Indicators for vulnerability to radicalisation are the same as those you are already familiar with: family tensions, sense of isolation, migration and distance from cultural heritage, experience of racism or discrimination, feeling of failure etc. Those in the process of being radicalised may become involved with a new group of friends, search for answers to questions about identity, faith and belonging, possess violent extremist literature or advocate violence actions, change their behaviour and language, seek to recruit others to an extremist ideology. It is vital to note that children and young people experiencing these situations or displaying these behaviours are not necessarily showing signs of being radicalised. There could be many other reasons for the behaviour including those you are already familiar with – alcohol or drug abuse, family break down, domestic abuse, bullying etc or even something more minor.

Why is it important to act early?

When we think of terrorism we tend to think of 9/11, 7/7 and bombs going off. However this is only the result of terrorism, resulting from months or years of recruitment, radicalisation and advance planning. These hidden early aspects of terrorism can and do happen anywhere.

What do I do if I suspect a child or young person is becoming radicalised or involved in extremism?

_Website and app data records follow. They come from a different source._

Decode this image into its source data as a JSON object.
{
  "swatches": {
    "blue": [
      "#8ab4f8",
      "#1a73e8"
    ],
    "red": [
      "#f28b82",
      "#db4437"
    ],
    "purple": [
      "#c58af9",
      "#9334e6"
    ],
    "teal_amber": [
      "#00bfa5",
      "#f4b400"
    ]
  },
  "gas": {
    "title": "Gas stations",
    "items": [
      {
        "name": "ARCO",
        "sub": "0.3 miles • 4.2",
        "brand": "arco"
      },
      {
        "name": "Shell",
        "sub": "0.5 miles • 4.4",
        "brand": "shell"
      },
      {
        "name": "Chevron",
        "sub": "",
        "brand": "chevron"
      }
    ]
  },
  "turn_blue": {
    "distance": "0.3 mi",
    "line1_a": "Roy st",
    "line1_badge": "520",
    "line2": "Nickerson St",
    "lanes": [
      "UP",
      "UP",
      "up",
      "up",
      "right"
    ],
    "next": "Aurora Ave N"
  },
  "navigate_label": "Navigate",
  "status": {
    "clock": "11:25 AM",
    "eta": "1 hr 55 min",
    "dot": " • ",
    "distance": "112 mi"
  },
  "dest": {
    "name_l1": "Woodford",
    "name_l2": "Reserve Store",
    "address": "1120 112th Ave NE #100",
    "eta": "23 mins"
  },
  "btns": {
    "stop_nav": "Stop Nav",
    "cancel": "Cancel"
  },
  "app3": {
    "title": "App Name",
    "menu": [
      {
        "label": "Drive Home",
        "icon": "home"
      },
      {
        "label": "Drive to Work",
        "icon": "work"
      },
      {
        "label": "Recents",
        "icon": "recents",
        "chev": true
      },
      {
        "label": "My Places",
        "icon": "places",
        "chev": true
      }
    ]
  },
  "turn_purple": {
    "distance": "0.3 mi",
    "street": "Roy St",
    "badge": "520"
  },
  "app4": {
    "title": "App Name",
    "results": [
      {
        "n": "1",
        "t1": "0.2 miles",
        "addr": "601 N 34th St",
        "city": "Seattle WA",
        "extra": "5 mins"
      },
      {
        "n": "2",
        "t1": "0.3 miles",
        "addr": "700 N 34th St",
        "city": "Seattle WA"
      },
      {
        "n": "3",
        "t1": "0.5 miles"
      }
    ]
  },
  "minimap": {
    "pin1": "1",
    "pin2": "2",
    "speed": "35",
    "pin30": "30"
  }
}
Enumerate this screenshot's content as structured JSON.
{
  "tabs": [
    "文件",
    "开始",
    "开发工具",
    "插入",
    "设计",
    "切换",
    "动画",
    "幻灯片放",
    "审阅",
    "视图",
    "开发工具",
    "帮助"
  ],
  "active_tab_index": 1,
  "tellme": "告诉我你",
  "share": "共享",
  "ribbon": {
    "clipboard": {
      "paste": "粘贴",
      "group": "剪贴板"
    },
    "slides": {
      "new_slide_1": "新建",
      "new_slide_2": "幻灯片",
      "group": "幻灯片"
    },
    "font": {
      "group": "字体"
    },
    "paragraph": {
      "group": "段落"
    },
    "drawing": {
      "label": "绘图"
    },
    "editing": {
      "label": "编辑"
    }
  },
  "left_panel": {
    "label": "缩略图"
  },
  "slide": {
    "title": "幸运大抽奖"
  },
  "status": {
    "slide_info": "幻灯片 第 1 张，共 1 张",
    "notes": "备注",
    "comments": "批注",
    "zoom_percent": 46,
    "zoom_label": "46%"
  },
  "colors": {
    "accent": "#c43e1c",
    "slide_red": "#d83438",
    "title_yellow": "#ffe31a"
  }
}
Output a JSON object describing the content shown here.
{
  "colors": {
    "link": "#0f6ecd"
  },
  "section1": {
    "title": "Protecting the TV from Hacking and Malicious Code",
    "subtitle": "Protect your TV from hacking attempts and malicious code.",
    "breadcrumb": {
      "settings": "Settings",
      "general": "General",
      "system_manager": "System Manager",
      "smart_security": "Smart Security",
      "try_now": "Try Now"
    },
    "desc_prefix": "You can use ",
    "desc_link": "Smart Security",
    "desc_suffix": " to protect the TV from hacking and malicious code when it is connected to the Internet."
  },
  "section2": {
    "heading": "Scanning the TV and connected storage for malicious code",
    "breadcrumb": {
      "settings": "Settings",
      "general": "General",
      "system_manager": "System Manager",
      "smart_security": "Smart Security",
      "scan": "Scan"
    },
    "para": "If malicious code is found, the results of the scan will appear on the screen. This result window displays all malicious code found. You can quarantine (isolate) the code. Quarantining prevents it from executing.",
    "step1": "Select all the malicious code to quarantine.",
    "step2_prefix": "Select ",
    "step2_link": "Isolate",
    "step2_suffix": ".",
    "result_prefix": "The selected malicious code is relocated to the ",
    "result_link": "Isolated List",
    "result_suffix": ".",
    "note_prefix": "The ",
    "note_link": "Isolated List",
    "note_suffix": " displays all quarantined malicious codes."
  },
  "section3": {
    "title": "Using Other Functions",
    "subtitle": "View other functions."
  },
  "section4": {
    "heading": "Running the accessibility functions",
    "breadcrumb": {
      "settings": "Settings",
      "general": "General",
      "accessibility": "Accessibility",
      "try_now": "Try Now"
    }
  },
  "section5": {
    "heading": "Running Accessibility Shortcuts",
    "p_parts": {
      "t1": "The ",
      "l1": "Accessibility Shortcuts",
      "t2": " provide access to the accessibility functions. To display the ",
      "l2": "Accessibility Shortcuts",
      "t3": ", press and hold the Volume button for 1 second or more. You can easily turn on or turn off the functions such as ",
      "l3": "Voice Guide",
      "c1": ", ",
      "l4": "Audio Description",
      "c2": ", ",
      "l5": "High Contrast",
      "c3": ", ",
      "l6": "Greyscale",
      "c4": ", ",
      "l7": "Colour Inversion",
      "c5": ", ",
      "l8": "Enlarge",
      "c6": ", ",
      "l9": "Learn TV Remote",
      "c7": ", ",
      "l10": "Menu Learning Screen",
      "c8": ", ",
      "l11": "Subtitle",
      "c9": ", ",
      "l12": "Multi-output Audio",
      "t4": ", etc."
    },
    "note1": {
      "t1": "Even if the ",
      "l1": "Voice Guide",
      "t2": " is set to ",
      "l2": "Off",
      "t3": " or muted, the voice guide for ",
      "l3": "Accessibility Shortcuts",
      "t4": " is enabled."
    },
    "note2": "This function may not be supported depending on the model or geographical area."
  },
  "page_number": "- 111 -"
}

You should refer your concerns using the Channel referral form, remembering to follow your standard organisational safeguarding policy (such as informing your manager).

Cleveland Police will carry out an initial assessment and, if appropriate, set up a multi-agency meeting to agree actions for supporting the individual. If it is deemed that no there are no concerns about radicalisation, support will be arranged for the individual through other means such as a Single Assessment, or through social care or another organisation.

Remember that any information you give to the Police at this stage will be investigated in the pre-criminal arena; it does not assume that any criminal activity has taken place and the Police will be looking to support and guide rather than to criminalise and arrest.